Various Jubilee events planned for the months culminating with the Jubilee Dinner on September 9.
Major renovations of the Nave and Sanctuary are completed. After worshipping for a period in a nearby school gymnasium and many deliberations and decisions, Saint Mark’s worship space is once again “right for its time”. Phillip Markwood, Architect.
Saint Mark’s Verger’s Guild is founded. Larry German, Kelly Kelleher, Martha Lenz, Bill Ryan, Bill Silliman, and Jim Sullivan as charter members.
Stephen Ministry program is launched by Deacon Joan Maynard and Pat Barton.
The Hall of Faith celebrating our heritage as Christians, Anglicans, Episcopalians, and as a diocese and parish is envisioned.
Saint Mark’s Youth make a service trip to New Orleans to help victims of Hurricane Katrina.
Annual humanitarian trips to Guatemala commence and a relationship between Saint Mark’s and the Sister’s of the Precious Blood in La Labor, Guatemala begins. Nine such trips will follow.
From Generation to Generation capital campaign is launched for campus renewal, Larry German, chair.
Renowned designer Sally Thomas (credits include: St. George’s College – Jerusalem, The Anglican Study Center in Rome, Lambeth Palace and Anglican Study Center in London) creates the Master Vision for an integrated Saint Mark’s Campus.
The Oratory is renamed The Canterbury Center.
Saint Mark’s Memorial Garden completes refurbishment with sculpture “The Burning Bush” as its centerpiece: God said to Moses: “Take off your sandals, for this where you are standing is holy ground“, Exodus: 3:4 .
Major renovations of the Education Building – now the Center for Christian Formation and Godly Play – are completed, creating a unified campus to empower Christ’s ministry within it – and beyond into the community.
“St. Marks, Upper Arlington”, re-brands as “Saint Mark’s, Columbus”.
“Friends of La Labor, Guatemala” group is formed. Jim and Joyce Acton and Andi Waller as founding members.
A new website: www.SaintMarksColumbus.org is launched.
Saint Mark’s Choir embarks on its first English Choral Residency at Worcester Cathedral, UK.
Gary Garber retires after 30 years as organist and choirmaster.
Michael Murray gives farewell concert in benefit of Saint Mark’s Organ Completion Fund and retires as organist.
Generational Studies author Chuck Underwood lectures at Saint Mark’s on “America’s Generations”.
Renovations to the Canterbury Center are completed repairing damage and creating a conference area upstairs (and eventually) a downstairs “home-type” theatre.
Saint Mark’s Choir makes its second English Choral Residency at Lincoln Cathedral, UK.
The Organ Completion Fund is launched to expand the Cassavant organ. Jeff Porterfield and Diane Silliman, chairs.

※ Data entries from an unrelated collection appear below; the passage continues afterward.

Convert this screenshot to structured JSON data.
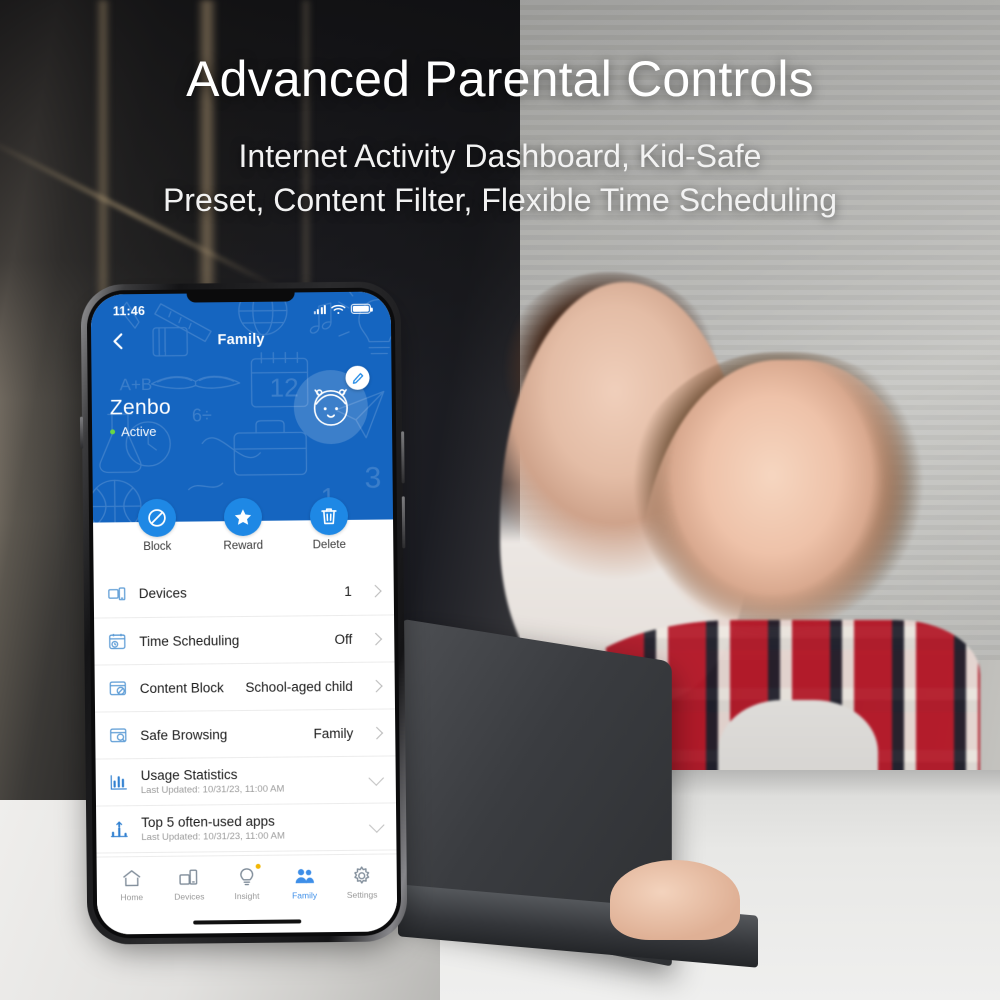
{
  "hero": {
    "title": "Advanced Parental Controls",
    "subtitle_line1": "Internet Activity Dashboard, Kid-Safe",
    "subtitle_line2": "Preset, Content Filter, Flexible Time Scheduling"
  },
  "phone": {
    "status_bar": {
      "time": "11:46",
      "signal_icon": "cellular-signal-icon",
      "wifi_icon": "wifi-icon",
      "battery_icon": "battery-icon"
    },
    "nav": {
      "back_icon": "chevron-left-icon",
      "title": "Family"
    },
    "profile": {
      "name": "Zenbo",
      "status": "Active",
      "status_color": "#6ddc3f",
      "avatar_icon": "child-face-avatar-icon",
      "edit_icon": "pencil-edit-icon"
    },
    "actions": [
      {
        "label": "Block",
        "icon": "block-circle-slash-icon"
      },
      {
        "label": "Reward",
        "icon": "star-icon"
      },
      {
        "label": "Delete",
        "icon": "trash-icon"
      }
    ],
    "list": [
      {
        "icon": "devices-icon",
        "label": "Devices",
        "value": "1",
        "accessory": "chevron"
      },
      {
        "icon": "calendar-clock-icon",
        "label": "Time Scheduling",
        "value": "Off",
        "accessory": "chevron"
      },
      {
        "icon": "content-block-icon",
        "label": "Content Block",
        "value": "School-aged child",
        "accessory": "chevron"
      },
      {
        "icon": "safe-browsing-icon",
        "label": "Safe Browsing",
        "value": "Family",
        "accessory": "chevron"
      }
    ],
    "expandables": [
      {
        "icon": "bar-chart-icon",
        "label": "Usage Statistics",
        "sub": "Last Updated: 10/31/23, 11:00 AM",
        "accessory": "chevron-down"
      },
      {
        "icon": "top-apps-icon",
        "label": "Top 5 often-used apps",
        "sub": "Last Updated: 10/31/23, 11:00 AM",
        "accessory": "chevron-down"
      }
    ],
    "tabs": [
      {
        "label": "Home",
        "icon": "home-icon",
        "active": false,
        "badge": false
      },
      {
        "label": "Devices",
        "icon": "devices-icon",
        "active": false,
        "badge": false
      },
      {
        "label": "Insight",
        "icon": "bulb-icon",
        "active": false,
        "badge": true
      },
      {
        "label": "Family",
        "icon": "family-icon",
        "active": true,
        "badge": false
      },
      {
        "label": "Settings",
        "icon": "gear-icon",
        "active": false,
        "badge": false
      }
    ],
    "colors": {
      "header_blue": "#1565c0",
      "accent_blue": "#1e88e5",
      "active_tab": "#3d8ee8",
      "status_green": "#6ddc3f",
      "badge_yellow": "#f2b705"
    }
  }
}
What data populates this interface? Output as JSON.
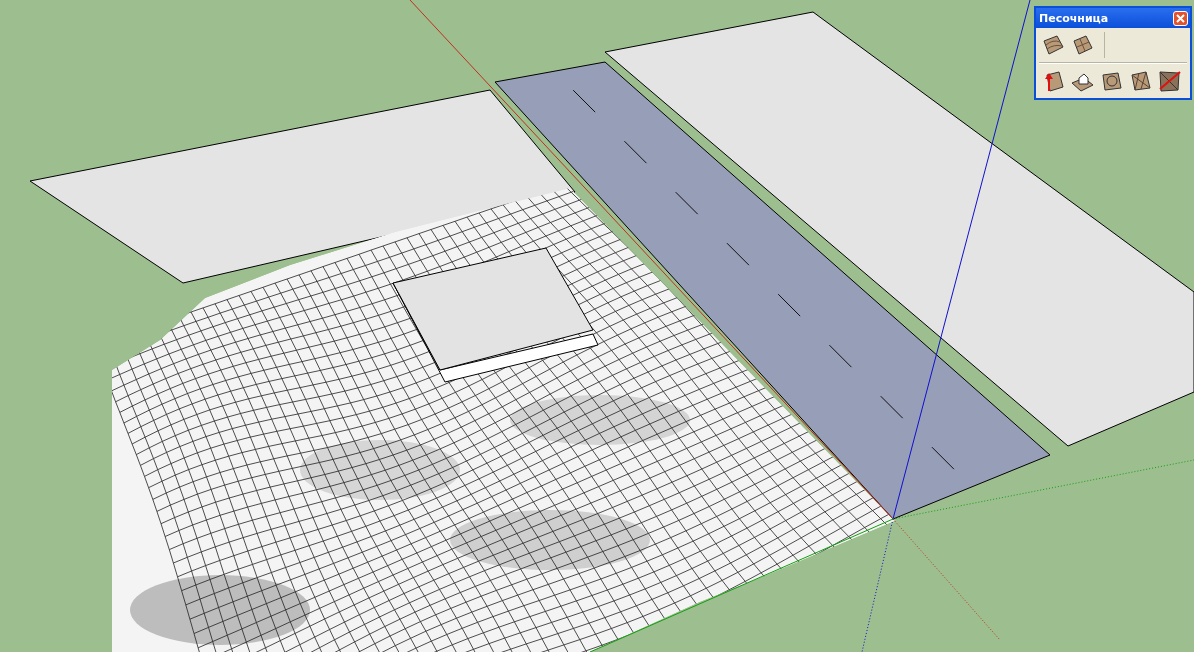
{
  "toolbar": {
    "title": "Песочница"
  }
}
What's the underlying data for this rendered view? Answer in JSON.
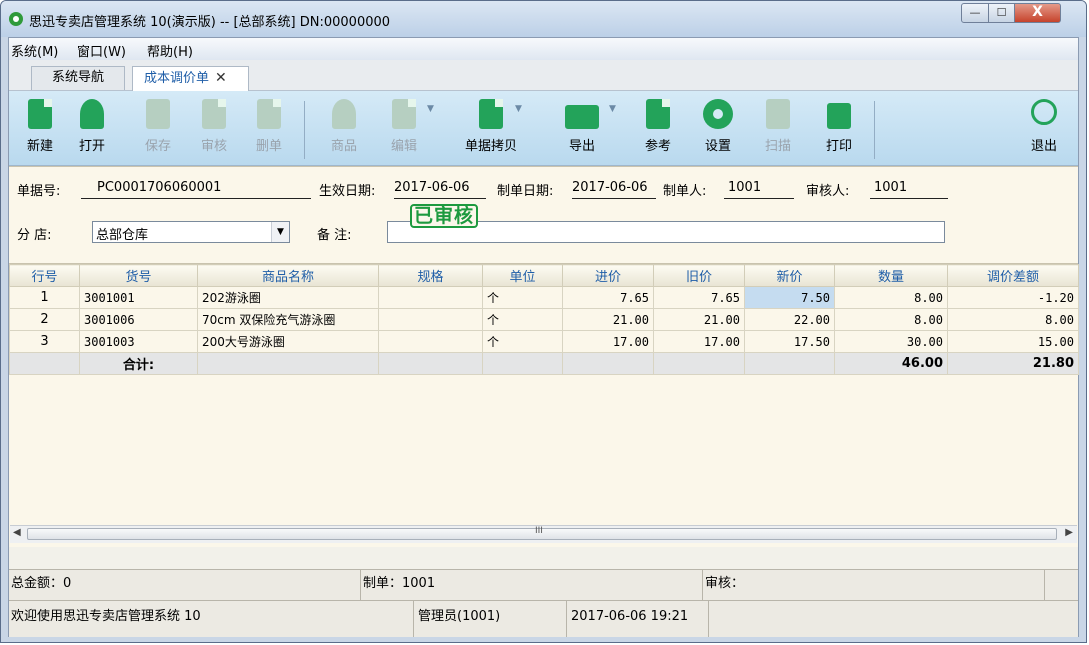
{
  "window": {
    "title": "思迅专卖店管理系统 10(演示版) -- [总部系统] DN:00000000",
    "min_label": "—",
    "max_label": "☐",
    "close_label": "X"
  },
  "menu": {
    "items": [
      "系统(M)",
      "窗口(W)",
      "帮助(H)"
    ]
  },
  "tabs": [
    {
      "label": "系统导航"
    },
    {
      "label": "成本调价单",
      "close": "✕"
    }
  ],
  "toolbar": {
    "items": [
      {
        "label": "新建",
        "icon": "new-doc-icon",
        "enabled": true
      },
      {
        "label": "打开",
        "icon": "open-envelope-icon",
        "enabled": true
      },
      {
        "label": "保存",
        "icon": "save-icon",
        "enabled": false
      },
      {
        "label": "审核",
        "icon": "audit-icon",
        "enabled": false
      },
      {
        "label": "删单",
        "icon": "delete-doc-icon",
        "enabled": false
      },
      {
        "label": "商品",
        "icon": "goods-basket-icon",
        "enabled": false
      },
      {
        "label": "编辑",
        "icon": "edit-icon",
        "enabled": false
      },
      {
        "label": "单据拷贝",
        "icon": "copy-doc-icon",
        "enabled": true
      },
      {
        "label": "导出",
        "icon": "export-folder-icon",
        "enabled": true
      },
      {
        "label": "参考",
        "icon": "reference-icon",
        "enabled": true
      },
      {
        "label": "设置",
        "icon": "gear-icon",
        "enabled": true
      },
      {
        "label": "扫描",
        "icon": "scan-icon",
        "enabled": false
      },
      {
        "label": "打印",
        "icon": "printer-icon",
        "enabled": true
      },
      {
        "label": "退出",
        "icon": "power-icon",
        "enabled": true
      }
    ]
  },
  "form": {
    "doc_no_label": "单据号:",
    "doc_no": "PC0001706060001",
    "effective_label": "生效日期:",
    "effective_date": "2017-06-06",
    "made_label": "制单日期:",
    "made_date": "2017-06-06",
    "maker_label": "制单人:",
    "maker": "1001",
    "auditor_label": "审核人:",
    "auditor": "1001",
    "branch_label": "分  店:",
    "branch": "总部仓库",
    "note_label": "备  注:",
    "note": "",
    "stamp": "已审核"
  },
  "grid": {
    "columns": [
      "行号",
      "货号",
      "商品名称",
      "规格",
      "单位",
      "进价",
      "旧价",
      "新价",
      "数量",
      "调价差额"
    ],
    "rows": [
      [
        "1",
        "3001001",
        "202游泳圈",
        "",
        "个",
        "7.65",
        "7.65",
        "7.50",
        "8.00",
        "-1.20"
      ],
      [
        "2",
        "3001006",
        "70cm 双保险充气游泳圈",
        "",
        "个",
        "21.00",
        "21.00",
        "22.00",
        "8.00",
        "8.00"
      ],
      [
        "3",
        "3001003",
        "200大号游泳圈",
        "",
        "个",
        "17.00",
        "17.00",
        "17.50",
        "30.00",
        "15.00"
      ]
    ],
    "total_label": "合计:",
    "total_qty": "46.00",
    "total_diff": "21.80",
    "scroll_grip": "III"
  },
  "status1": {
    "total_amount": "总金额：0",
    "maker": "制单：1001",
    "auditor": "审核："
  },
  "status2": {
    "welcome": "欢迎使用思迅专卖店管理系统 10",
    "user": "管理员(1001)",
    "datetime": "2017-06-06 19:21"
  },
  "colors": {
    "accent": "#1f5ea8",
    "toolbar_green": "#23a35a",
    "stamp_green": "#1d9a3f"
  }
}
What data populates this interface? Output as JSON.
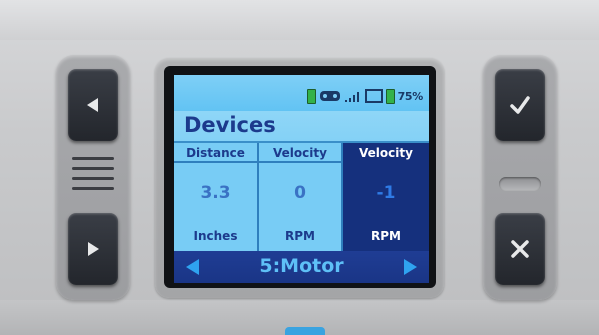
{
  "status": {
    "battery_percent": "75%"
  },
  "screen": {
    "title": "Devices",
    "panels": [
      {
        "header": "Distance",
        "value": "3.3",
        "unit": "Inches"
      },
      {
        "header": "Velocity",
        "value": "0",
        "unit": "RPM"
      },
      {
        "header": "Velocity",
        "value": "-1",
        "unit": "RPM"
      }
    ],
    "nav": {
      "label": "5:Motor"
    }
  },
  "colors": {
    "screen_bg": "#2d9de6",
    "highlight_panel": "#15307d",
    "title_text": "#1c3a8c",
    "nav_bar": "#1f3d94"
  },
  "icons": {
    "left_button": "triangle-left-icon",
    "right_button": "triangle-right-icon",
    "confirm_button": "check-icon",
    "cancel_button": "x-icon"
  }
}
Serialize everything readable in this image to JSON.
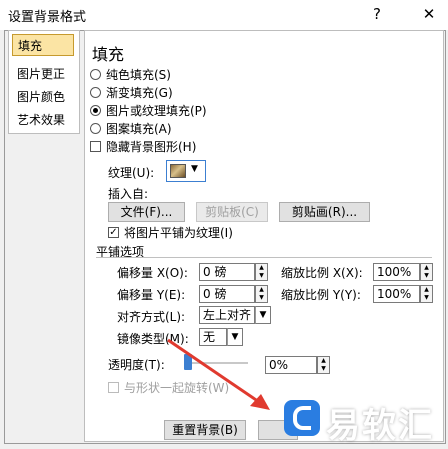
{
  "window": {
    "title": "设置背景格式",
    "help_glyph": "?",
    "close_glyph": "✕"
  },
  "nav": {
    "items": [
      "填充",
      "图片更正",
      "图片颜色",
      "艺术效果"
    ]
  },
  "fill": {
    "heading": "填充",
    "options": [
      "纯色填充(S)",
      "渐变填充(G)",
      "图片或纹理填充(P)",
      "图案填充(A)"
    ],
    "selected_option": "图片或纹理填充(P)",
    "hide_bg": "隐藏背景图形(H)",
    "texture_label": "纹理(U):",
    "insert_from": "插入自:",
    "file_btn": "文件(F)...",
    "clipboard_btn": "剪贴板(C)",
    "clipart_btn": "剪贴画(R)...",
    "tile_check": "将图片平铺为纹理(I)",
    "tile_section": "平铺选项",
    "offset_x_label": "偏移量 X(O):",
    "offset_x_value": "0 磅",
    "offset_y_label": "偏移量 Y(E):",
    "offset_y_value": "0 磅",
    "scale_x_label": "缩放比例 X(X):",
    "scale_x_value": "100%",
    "scale_y_label": "缩放比例 Y(Y):",
    "scale_y_value": "100%",
    "align_label": "对齐方式(L):",
    "align_value": "左上对齐",
    "mirror_label": "镜像类型(M):",
    "mirror_value": "无",
    "transparency_label": "透明度(T):",
    "transparency_value": "0%",
    "rotate_with_shape": "与形状一起旋转(W)"
  },
  "footer": {
    "reset_btn": "重置背景(B)"
  },
  "watermark": {
    "text": "易软汇"
  },
  "colors": {
    "accent_selected_bg": "#fbe4a4",
    "arrow_red": "#e03a2f",
    "slider_blue": "#3c7fd1"
  }
}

Saint Mark’s launches a new, multi-platform website that allows for increased online participation by the parish – such as making prayer requests, viewing the Sunday Order of Service electronically, and numerous opportunities for online financial contributions.
The Organ Completion Fund is concluded in July, bringing Saint Mark’s Opus 3136 up to its full capacity comprising 35 stops, 41 ranks, 3 keyboards, and 2450 pipes.
Multimedia programming intensifies, with annual presentations on Anglicanism, World Religions, and the Holy Land.
A Parish Holy Land Pilgrimage is led to Jordan and Israel, accompanied by the Rector. It is later celebrated with dinners and multimedia events.
The Rector, Paul St. Germain, receives the Doctor of Ministry degree from Virginia Theological Seminary.
Renovations to the Nave, begun in 2005, are completed with new paint, lighting, fixtures, and detail work. “The Ark” playground and Butterfly Garden and Reflective Walkway are undertaken by parish Eagle Scouts.
Monuments in Time, a multimedia series on America’s presidential libraries is given by the Rector.
Parish responds to the Covid Pandemic with streaming worship, online meetings, social and formational offerings. The parish begins “A.C.” – or “After Covid” – ministry – with facilities and electronic communications changes.
Paul St. Germain retires in June.
Trumpet of the Jubilee
Saint Mark’s gratefully acknowledges the publication of its Fiftieth Anniversary book: “Trumpet of the Jubilee”, and its authors, Clyde R. Tipton, Jr. and Elizabeth B. Webber, from which much of this material is taken.